We usually start seeing baby loons around the 4th of July in the BWCA. This year it was a little bit later but now that we started seeing them guests have reported seeing them everywhere in the Boundary Waters and Quetico Park.
The tiny balls of fluff ride around on the adult loon’s back after they are first born. It’s a real treat to see one tucked beneath the wing of a loon. The chicks are sometimes so well hidden you would never guess there was one there. Once the chick gets a little bit bigger it will start swimming on its own. It’s fun to be able to watch from a distance as an adult loon attempts to feed the chick. I’ve watched as a loon placed some food directly into the mouth of the chick and then progressed to placing the food directly in front of the chick on the surface of the water and by day’s end the adult was placing it just below the surface so the chick had to get it’s face wet.

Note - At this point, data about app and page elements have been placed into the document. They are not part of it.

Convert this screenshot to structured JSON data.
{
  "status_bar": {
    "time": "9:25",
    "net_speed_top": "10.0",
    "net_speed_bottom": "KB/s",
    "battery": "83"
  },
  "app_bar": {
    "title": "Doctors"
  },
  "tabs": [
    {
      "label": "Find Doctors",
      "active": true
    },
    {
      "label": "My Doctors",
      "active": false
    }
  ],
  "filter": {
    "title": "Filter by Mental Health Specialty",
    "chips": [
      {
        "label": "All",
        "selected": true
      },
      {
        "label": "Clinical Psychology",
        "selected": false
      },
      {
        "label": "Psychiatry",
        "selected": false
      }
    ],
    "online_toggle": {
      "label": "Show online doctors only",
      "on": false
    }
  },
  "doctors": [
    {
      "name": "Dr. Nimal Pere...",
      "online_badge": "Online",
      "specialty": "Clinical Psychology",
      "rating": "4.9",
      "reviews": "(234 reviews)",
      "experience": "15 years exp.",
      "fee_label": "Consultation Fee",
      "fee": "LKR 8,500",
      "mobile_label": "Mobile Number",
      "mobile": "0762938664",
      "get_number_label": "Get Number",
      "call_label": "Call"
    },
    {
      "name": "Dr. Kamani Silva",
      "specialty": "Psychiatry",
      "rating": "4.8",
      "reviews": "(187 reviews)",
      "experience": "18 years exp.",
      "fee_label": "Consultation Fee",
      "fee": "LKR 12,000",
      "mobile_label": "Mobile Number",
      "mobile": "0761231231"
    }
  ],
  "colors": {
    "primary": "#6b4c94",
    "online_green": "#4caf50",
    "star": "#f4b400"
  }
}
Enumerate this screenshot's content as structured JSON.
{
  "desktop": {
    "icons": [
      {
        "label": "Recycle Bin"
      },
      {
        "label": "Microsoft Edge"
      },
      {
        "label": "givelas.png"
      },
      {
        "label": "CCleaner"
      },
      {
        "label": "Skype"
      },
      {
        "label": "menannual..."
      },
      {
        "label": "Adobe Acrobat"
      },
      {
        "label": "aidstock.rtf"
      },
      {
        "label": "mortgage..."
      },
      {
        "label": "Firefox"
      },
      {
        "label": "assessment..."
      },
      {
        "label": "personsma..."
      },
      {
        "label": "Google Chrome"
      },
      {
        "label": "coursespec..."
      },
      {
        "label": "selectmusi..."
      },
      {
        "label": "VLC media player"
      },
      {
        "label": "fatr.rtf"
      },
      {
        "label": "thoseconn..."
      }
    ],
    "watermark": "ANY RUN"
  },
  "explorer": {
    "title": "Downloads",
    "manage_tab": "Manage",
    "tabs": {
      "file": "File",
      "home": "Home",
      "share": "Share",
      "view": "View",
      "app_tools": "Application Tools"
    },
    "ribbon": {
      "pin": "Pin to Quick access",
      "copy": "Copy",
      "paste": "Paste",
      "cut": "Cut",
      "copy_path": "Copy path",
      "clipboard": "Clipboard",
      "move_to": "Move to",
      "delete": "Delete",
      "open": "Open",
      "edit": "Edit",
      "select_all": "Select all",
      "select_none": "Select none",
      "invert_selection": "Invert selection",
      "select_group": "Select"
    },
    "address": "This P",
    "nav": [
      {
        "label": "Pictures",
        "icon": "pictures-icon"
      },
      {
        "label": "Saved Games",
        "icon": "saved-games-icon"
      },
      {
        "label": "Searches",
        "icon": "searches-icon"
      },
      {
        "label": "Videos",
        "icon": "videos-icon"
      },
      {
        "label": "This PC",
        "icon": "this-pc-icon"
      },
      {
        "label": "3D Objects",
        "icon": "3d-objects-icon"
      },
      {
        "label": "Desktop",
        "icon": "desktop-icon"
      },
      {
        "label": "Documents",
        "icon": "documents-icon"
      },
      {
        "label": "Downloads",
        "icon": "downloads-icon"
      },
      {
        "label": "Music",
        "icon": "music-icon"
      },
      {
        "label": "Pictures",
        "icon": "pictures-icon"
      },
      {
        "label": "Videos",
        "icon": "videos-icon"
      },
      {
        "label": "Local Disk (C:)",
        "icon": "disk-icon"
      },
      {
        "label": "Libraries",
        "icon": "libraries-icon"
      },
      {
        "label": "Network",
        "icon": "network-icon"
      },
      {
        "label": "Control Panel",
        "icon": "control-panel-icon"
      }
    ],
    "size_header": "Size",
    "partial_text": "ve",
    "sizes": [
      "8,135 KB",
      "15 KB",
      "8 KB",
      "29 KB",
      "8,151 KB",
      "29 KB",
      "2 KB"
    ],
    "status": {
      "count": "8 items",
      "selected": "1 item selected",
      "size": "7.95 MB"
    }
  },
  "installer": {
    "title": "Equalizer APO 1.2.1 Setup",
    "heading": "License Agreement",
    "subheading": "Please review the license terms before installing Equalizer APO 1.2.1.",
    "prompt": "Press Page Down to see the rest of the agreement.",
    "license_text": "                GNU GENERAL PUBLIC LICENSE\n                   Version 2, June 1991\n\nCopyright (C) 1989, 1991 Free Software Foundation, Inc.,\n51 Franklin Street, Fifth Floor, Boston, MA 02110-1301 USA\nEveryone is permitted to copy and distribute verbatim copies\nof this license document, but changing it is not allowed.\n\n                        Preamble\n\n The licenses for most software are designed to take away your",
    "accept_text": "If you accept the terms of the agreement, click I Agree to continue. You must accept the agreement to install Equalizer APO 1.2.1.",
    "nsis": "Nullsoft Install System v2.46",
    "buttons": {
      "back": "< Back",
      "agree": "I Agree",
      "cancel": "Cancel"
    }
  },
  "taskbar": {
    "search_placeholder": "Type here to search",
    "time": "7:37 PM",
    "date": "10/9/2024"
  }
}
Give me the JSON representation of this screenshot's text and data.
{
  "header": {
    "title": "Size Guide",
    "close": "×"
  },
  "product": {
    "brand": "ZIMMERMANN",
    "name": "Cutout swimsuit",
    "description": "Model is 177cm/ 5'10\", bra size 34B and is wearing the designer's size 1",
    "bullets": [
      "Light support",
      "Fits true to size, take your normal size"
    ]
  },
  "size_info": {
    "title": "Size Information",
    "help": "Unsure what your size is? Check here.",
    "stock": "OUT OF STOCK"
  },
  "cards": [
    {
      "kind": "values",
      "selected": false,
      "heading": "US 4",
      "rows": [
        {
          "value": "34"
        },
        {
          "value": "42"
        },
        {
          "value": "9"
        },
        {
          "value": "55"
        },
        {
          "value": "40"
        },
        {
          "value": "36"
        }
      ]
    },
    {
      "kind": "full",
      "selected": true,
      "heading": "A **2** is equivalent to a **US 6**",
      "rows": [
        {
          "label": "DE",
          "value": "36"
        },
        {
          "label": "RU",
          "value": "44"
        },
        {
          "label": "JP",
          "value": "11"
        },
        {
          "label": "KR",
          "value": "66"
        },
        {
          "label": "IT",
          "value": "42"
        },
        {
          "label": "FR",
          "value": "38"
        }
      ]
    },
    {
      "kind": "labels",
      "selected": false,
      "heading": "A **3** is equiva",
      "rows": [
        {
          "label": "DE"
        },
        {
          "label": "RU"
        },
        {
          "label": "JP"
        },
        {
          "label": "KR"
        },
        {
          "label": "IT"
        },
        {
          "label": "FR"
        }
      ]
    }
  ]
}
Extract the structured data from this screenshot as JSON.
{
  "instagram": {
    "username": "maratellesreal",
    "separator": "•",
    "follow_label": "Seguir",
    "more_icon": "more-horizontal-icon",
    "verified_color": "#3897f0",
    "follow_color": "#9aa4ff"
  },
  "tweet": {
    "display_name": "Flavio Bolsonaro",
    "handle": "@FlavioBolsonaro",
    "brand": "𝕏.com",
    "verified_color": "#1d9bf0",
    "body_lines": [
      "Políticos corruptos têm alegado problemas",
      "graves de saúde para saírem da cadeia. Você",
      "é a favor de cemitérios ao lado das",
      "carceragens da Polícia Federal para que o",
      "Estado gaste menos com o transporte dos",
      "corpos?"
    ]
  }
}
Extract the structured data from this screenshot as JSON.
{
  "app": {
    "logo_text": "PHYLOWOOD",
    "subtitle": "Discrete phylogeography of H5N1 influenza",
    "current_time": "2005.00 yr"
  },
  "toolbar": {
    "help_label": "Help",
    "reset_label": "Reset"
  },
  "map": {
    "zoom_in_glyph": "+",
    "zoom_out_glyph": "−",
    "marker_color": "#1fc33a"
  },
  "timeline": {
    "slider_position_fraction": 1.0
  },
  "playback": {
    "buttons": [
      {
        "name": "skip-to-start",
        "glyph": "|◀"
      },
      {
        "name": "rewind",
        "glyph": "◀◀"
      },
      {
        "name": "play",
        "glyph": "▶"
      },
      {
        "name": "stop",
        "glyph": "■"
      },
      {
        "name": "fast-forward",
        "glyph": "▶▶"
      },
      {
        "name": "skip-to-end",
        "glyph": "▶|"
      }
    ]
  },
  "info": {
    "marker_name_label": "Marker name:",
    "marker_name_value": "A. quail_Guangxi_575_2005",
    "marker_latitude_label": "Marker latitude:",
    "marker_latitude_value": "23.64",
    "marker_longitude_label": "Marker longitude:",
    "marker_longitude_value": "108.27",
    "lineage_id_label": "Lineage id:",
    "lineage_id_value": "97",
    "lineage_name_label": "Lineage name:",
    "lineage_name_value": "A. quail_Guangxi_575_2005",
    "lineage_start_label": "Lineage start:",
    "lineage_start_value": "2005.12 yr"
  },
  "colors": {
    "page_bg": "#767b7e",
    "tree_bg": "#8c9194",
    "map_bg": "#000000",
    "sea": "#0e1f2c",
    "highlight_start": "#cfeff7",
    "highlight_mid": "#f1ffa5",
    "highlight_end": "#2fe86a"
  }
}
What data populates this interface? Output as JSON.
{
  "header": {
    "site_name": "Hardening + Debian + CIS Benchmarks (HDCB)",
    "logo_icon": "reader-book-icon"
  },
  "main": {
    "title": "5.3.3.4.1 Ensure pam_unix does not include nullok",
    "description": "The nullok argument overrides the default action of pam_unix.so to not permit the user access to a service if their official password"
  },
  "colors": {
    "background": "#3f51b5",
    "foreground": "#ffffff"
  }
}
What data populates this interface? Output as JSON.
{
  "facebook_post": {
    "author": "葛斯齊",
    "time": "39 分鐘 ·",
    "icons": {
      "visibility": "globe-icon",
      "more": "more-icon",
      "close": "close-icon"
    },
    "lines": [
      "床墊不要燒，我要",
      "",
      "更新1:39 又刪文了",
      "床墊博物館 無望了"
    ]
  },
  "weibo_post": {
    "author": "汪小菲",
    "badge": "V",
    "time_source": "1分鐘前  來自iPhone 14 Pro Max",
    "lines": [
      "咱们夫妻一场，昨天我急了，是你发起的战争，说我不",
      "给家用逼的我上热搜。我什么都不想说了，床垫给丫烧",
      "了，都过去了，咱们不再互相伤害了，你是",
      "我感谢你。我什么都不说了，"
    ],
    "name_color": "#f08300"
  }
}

The chick learns quickly how to fish for itself.
Loons are beautiful creatures and even more so when there’s a chick on their back.